The expected output is a copy of every line in the records with the string "overlay".

Segment Start: MATERIAL FOR THIS TASK

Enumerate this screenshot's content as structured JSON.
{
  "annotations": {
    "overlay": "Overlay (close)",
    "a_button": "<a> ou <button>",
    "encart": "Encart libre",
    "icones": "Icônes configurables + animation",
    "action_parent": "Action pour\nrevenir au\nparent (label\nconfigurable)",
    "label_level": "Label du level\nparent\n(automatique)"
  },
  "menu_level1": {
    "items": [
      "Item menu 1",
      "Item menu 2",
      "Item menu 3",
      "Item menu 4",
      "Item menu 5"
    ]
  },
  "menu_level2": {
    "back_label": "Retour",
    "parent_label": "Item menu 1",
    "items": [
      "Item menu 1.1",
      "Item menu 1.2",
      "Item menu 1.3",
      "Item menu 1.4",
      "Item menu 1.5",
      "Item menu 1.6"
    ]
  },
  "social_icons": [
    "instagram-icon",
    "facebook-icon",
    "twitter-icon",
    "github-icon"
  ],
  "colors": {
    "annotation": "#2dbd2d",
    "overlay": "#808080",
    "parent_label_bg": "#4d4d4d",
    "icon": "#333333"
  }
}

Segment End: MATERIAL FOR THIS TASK

▸ REPLY TO THE TASK:
    "overlay": "Overlay (close)",
    "overlay": "#808080",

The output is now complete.